In summary, the limited evidence presented here suggests that caring for a child born pre-term has negative and positive impacts on the family that change over time, that these impacts extend to adolescence and are influenced by different environmental factors across time, and that many areas of family well-being are affected. However, because of the limitations of these studies, further research is needed. First, these findings are limited in their generalizability because of a lack of ethnic and socioeconomic diversity in the samples and because a higher proportion of mothers than fathers were surveyed. Research should strive to balance these sociodemographic factors in the samples used. Second,,the measures used to determine the effects of a child born prematurely on the family and the child's functional health were not uniform across studies.

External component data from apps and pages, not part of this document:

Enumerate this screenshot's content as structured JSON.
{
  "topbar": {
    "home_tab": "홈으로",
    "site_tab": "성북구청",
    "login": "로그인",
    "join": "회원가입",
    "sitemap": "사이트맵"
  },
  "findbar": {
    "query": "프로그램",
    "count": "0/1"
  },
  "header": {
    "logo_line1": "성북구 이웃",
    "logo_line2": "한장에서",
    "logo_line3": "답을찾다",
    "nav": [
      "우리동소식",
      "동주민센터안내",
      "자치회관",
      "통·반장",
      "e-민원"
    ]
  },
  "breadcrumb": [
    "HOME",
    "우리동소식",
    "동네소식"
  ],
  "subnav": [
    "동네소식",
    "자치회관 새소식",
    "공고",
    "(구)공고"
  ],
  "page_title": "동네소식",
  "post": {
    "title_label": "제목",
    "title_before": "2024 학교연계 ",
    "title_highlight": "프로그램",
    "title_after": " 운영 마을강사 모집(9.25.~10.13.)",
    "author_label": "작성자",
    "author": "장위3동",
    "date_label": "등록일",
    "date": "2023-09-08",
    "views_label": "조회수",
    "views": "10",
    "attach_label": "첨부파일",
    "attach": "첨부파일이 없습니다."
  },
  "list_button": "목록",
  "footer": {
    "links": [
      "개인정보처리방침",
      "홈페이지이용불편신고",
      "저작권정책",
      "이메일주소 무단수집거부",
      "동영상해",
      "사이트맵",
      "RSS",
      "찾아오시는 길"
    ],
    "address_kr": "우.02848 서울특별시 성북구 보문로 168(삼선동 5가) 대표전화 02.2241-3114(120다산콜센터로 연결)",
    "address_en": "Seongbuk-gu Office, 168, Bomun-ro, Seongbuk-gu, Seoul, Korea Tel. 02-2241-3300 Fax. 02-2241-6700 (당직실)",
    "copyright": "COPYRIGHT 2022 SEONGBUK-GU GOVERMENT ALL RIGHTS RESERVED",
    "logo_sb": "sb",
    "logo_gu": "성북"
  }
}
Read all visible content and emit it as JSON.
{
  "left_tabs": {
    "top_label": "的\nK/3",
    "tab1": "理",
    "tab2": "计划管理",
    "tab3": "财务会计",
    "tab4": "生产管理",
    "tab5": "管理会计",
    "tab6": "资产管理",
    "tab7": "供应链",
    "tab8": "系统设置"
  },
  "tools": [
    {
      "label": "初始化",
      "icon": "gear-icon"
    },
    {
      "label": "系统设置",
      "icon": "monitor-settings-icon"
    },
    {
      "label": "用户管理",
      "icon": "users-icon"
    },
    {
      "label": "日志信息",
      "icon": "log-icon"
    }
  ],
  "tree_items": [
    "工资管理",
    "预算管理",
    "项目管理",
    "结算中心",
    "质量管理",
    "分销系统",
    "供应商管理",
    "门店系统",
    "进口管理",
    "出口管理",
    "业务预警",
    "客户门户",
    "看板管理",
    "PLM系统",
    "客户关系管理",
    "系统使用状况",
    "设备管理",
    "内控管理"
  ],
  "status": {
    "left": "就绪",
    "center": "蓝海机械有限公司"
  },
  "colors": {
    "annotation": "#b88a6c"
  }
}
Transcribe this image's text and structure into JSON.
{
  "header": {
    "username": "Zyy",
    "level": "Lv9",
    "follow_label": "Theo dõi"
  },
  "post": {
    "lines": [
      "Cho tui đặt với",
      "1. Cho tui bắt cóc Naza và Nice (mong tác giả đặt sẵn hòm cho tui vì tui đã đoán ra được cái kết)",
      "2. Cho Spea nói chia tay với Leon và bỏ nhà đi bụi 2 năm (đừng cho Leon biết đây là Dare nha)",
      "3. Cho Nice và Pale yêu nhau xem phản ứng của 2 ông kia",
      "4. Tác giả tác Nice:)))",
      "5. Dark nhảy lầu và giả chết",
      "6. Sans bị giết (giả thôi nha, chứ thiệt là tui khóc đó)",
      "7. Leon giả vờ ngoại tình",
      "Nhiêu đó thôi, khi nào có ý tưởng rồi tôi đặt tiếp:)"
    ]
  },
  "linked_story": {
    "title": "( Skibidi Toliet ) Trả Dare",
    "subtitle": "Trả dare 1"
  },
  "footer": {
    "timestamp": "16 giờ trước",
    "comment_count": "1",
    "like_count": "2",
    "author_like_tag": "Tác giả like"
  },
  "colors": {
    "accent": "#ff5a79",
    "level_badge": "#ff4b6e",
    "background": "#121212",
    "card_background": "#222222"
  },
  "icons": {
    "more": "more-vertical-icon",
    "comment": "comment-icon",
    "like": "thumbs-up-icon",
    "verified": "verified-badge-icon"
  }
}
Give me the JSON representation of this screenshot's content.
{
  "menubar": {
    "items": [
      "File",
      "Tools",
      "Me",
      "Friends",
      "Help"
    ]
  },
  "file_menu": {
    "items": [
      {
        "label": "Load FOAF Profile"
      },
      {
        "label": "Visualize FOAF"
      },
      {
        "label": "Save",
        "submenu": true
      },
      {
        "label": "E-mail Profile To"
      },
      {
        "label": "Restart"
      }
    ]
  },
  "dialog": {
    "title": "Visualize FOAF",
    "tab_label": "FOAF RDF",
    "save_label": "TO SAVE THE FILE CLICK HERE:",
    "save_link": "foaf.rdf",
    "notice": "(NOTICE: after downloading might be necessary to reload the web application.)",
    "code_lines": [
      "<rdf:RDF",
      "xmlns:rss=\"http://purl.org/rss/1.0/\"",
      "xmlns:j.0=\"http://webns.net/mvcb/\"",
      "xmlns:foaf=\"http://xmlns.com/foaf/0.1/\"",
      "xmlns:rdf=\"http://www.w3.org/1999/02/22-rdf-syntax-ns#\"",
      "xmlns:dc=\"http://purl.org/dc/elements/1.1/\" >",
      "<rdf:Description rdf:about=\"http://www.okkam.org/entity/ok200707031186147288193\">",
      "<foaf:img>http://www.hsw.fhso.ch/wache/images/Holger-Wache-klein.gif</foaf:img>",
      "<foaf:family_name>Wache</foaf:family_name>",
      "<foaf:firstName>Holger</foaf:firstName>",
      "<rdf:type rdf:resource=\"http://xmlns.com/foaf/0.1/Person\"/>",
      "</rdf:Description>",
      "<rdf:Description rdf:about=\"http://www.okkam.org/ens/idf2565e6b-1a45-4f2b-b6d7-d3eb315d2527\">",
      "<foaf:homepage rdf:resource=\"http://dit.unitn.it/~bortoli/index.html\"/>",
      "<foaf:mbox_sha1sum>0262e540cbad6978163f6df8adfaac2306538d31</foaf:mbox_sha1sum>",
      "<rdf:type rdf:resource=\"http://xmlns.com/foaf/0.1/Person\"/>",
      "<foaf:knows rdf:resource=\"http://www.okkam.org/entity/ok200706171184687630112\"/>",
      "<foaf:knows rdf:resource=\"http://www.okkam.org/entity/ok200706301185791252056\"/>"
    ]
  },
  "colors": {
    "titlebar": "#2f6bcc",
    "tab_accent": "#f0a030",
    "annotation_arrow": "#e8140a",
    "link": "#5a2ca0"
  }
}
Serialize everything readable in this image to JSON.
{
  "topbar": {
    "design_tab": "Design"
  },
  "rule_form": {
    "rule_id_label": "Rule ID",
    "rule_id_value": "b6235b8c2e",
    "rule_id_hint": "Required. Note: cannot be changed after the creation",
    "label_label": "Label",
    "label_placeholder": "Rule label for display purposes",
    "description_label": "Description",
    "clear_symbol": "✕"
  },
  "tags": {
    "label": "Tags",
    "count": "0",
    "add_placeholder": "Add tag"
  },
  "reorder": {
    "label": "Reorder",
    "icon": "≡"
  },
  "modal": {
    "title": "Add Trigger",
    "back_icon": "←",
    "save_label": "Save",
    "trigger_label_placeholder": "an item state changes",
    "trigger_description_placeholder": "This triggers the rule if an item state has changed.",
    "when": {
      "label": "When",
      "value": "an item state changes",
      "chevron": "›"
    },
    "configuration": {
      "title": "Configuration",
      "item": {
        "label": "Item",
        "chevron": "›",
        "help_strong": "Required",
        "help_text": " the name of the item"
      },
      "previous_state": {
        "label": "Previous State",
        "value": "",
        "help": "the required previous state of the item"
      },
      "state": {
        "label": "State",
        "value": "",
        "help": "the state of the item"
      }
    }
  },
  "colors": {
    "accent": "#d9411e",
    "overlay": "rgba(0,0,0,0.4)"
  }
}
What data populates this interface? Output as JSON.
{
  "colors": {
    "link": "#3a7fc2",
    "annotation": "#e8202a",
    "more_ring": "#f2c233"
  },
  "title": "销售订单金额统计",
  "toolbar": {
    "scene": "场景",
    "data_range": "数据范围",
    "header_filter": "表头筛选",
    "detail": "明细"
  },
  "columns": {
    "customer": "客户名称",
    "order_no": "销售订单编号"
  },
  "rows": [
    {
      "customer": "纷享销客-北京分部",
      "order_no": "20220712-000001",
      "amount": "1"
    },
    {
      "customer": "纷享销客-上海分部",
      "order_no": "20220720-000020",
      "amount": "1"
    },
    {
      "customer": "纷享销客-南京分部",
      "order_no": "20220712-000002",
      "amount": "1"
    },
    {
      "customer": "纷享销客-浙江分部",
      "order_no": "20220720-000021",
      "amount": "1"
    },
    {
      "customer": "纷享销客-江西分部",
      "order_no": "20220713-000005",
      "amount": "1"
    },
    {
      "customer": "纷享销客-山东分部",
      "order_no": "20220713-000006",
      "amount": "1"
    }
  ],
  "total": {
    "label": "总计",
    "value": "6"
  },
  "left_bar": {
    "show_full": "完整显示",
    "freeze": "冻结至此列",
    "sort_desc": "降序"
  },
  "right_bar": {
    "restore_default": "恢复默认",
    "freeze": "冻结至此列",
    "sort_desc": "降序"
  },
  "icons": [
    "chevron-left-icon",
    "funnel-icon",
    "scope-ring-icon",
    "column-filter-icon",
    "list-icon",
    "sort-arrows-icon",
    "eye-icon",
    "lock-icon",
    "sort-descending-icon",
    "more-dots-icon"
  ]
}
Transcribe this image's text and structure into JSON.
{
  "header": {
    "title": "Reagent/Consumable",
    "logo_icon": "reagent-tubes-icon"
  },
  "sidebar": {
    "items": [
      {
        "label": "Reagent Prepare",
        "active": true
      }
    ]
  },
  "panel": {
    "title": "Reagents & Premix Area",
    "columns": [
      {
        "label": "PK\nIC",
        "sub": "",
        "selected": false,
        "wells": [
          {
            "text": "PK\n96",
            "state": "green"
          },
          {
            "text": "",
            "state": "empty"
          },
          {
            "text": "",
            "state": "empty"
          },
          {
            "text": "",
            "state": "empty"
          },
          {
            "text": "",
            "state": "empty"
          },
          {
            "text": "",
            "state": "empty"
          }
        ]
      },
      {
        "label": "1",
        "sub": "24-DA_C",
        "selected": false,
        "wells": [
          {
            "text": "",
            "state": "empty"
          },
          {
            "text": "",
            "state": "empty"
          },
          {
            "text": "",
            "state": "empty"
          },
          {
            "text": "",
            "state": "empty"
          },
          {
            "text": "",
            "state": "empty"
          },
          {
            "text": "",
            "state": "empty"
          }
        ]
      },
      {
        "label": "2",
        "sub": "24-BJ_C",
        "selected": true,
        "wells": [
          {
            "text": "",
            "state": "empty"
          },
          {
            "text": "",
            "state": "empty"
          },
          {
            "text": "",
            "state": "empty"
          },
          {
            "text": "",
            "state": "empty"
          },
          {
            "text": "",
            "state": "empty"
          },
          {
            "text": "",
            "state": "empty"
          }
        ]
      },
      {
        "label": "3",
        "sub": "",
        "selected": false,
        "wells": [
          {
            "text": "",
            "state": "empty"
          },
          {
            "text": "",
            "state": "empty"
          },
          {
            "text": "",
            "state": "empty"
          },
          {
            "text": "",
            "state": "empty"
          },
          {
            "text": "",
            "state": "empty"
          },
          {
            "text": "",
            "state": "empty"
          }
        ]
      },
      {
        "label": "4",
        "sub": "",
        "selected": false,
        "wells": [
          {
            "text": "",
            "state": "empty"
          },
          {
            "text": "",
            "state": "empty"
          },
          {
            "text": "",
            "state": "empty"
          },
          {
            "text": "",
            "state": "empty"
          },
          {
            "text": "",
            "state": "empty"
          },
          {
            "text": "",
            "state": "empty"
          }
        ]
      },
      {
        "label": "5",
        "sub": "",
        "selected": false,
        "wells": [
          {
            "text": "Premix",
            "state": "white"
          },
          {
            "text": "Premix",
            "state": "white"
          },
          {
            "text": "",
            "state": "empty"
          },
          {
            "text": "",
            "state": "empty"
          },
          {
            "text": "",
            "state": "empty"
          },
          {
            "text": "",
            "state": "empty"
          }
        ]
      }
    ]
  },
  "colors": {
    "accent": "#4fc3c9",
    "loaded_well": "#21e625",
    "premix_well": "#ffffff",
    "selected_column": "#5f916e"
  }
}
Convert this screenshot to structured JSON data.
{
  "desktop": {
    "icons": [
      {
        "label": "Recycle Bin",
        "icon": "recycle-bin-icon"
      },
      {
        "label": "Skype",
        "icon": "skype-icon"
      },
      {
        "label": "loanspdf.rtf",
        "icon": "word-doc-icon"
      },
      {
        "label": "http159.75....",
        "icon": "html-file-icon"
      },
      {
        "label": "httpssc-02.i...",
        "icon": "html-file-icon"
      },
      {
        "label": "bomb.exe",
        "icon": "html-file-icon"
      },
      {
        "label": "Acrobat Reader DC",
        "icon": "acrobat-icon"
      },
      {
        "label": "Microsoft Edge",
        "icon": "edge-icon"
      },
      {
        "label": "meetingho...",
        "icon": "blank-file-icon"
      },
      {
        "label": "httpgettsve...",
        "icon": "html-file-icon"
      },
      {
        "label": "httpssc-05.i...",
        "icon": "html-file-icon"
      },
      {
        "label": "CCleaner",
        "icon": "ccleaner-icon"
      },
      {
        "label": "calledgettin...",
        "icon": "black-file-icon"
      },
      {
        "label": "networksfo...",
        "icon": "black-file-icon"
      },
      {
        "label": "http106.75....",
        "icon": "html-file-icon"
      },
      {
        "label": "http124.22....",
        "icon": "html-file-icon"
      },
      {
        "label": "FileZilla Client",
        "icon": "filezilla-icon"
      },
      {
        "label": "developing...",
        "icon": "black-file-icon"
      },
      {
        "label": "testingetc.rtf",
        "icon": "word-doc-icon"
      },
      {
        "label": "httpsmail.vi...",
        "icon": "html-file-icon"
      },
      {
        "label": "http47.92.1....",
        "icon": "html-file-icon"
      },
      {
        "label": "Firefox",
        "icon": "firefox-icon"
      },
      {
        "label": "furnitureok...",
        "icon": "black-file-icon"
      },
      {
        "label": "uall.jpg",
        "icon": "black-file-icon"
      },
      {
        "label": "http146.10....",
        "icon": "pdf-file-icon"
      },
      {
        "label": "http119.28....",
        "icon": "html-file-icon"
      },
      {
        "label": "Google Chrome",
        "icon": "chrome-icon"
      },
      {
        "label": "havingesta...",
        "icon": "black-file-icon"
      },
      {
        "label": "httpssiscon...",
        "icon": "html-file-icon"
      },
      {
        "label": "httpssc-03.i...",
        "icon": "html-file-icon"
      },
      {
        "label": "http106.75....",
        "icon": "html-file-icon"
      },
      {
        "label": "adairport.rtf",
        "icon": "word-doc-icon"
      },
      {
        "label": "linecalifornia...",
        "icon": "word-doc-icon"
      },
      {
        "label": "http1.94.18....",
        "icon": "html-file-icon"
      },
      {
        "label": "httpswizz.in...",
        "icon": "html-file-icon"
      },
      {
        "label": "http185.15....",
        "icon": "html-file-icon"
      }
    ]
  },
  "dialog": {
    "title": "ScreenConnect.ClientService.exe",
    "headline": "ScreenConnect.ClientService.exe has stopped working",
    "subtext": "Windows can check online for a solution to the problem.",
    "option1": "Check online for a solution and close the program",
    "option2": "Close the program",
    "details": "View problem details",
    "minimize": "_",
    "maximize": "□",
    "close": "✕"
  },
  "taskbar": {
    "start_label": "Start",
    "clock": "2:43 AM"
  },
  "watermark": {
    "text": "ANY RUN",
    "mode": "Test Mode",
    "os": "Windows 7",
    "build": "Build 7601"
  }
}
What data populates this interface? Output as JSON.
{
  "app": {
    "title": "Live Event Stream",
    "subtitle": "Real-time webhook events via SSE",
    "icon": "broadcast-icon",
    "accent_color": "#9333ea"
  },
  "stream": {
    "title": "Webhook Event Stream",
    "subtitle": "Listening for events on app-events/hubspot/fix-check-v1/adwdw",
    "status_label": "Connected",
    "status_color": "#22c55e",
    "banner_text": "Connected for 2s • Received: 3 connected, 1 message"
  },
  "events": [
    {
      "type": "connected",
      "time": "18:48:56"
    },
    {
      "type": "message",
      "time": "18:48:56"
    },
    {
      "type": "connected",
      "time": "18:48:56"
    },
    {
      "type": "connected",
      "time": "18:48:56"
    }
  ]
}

For example, the effects on the family were measured as the economic burden, parental symptomatology, and parenting stress, among others. Similarly, the child's health and functional health status were assessed on the basis of the presence of serious health conditions in one study, whereas other studies formally assessed functional health status by the use of validated measures.
Future studies could advance knowledge in this area by developing a measure that would capture the particular health and functional health challenges that these families and the children born preterm face. In a recent review of functional health outcomes of preterm children, Donohue (2002) suggested that measures that are sensitive to the child's developmental stage should be developed for children and that the measures for parents should focus on the peculiarities of their role as caregivers for these children.
Third, the few longitudinal studies reviewed in this section suggest that future research is needed to study changes in the impact of a child born preterm on the family over time. The fourth limitation noted in the studies reviewed were the variations in the gestational ages and the birth weights of the infants. Researchers should be encouraged to focus on prematurity by gesta-tional age in addition to birth weight, so that the variations in the impacts on families can be ascertained by gestational age. Finally, studies of the impacts of an infant born preterm on families during the child's infancy should assess outcomes beyond maternal depressive symptoms in the postpartum period.
Was this article helpful?
Are You Depressed? Heard the horror stories about anti-depressants and how they can just make things worse? Are you sick of being over medicated, glazed over and too fat from taking too many happy pills? Do you hate the dry mouth, the mania and mood swings and sleep disturbances that can come with taking a prescribed mood elevator?